*** Exercise data ***
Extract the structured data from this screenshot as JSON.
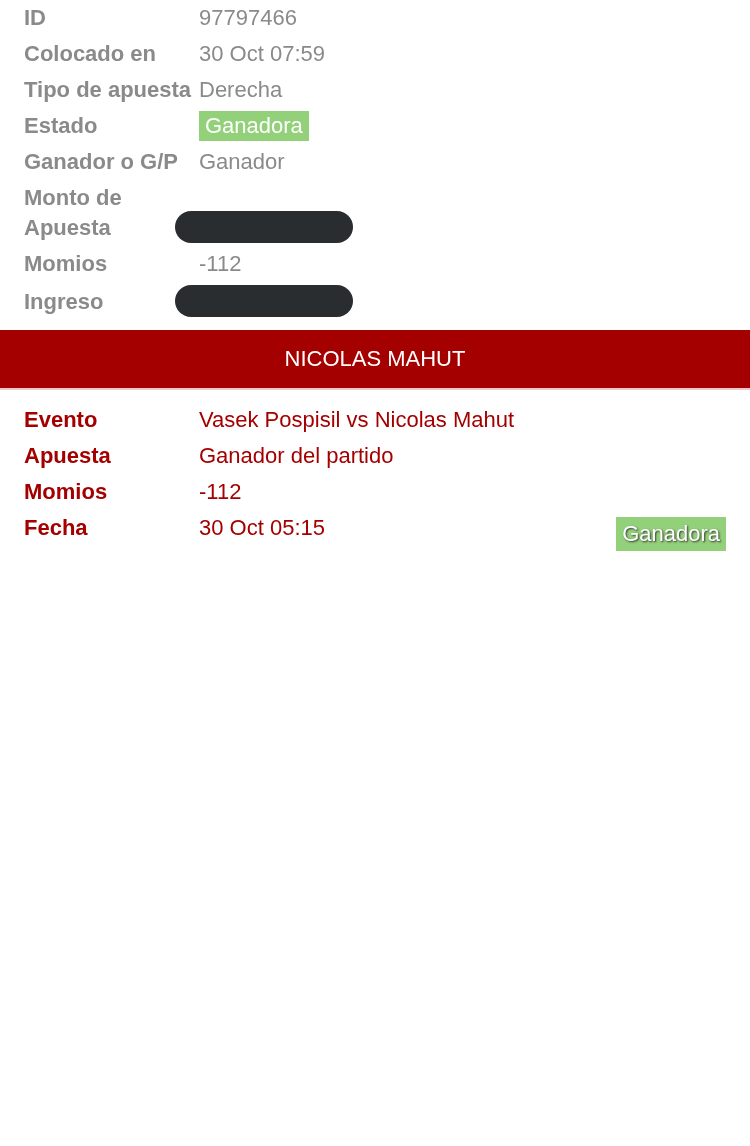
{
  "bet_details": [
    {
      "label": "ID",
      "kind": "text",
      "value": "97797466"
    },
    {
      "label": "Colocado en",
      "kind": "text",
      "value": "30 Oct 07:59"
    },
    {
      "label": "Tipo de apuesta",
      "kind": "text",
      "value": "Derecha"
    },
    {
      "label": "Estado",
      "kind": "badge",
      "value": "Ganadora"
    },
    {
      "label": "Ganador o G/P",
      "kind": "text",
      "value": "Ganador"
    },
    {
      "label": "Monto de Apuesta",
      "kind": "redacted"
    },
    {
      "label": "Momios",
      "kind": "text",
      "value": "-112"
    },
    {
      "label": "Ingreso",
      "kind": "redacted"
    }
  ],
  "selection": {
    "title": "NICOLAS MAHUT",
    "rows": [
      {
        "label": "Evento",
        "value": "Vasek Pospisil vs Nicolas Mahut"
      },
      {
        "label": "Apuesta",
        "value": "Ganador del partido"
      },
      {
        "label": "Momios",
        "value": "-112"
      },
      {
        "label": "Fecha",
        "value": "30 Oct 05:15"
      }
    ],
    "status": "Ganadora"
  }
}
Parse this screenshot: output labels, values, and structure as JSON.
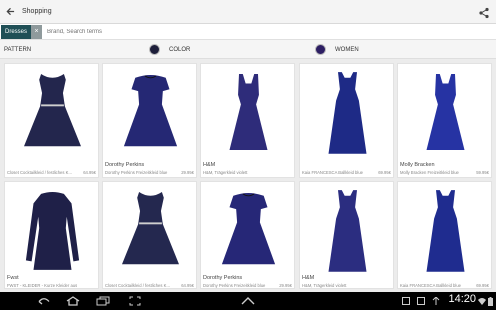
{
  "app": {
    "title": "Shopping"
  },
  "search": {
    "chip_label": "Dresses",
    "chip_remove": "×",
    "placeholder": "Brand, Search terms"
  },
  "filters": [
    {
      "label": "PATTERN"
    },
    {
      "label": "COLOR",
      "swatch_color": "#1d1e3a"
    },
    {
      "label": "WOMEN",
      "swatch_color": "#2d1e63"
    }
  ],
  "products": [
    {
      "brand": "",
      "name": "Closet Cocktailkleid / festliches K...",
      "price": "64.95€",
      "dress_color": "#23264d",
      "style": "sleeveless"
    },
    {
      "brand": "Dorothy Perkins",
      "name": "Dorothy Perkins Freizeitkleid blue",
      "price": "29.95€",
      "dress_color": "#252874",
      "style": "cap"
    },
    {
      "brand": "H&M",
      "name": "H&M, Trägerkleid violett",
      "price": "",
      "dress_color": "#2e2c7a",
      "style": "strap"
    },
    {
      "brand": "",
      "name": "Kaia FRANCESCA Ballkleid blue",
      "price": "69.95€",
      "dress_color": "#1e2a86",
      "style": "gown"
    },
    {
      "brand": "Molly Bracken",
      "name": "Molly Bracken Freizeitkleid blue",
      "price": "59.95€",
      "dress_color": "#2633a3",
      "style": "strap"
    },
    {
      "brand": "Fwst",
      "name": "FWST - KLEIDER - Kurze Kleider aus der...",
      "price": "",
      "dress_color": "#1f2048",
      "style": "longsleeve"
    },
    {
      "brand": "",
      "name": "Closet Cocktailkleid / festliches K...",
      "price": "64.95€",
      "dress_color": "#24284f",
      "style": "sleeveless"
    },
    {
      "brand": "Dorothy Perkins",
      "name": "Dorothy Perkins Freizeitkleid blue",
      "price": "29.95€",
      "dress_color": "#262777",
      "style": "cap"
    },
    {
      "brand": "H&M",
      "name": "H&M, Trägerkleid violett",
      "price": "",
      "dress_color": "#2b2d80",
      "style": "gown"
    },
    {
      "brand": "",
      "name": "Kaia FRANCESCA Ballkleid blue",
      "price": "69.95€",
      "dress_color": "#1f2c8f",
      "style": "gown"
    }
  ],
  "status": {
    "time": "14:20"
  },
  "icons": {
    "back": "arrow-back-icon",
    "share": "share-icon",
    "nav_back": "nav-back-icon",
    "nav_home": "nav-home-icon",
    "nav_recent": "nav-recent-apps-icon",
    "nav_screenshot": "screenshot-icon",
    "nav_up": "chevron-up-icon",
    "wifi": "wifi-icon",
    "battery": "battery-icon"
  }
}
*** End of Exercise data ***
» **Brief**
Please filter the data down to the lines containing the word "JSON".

» **Answer for this exercise**
Extract the structured data from this screenshot as JSON.
Parse this screenshot: output labels, values, and structure as JSON.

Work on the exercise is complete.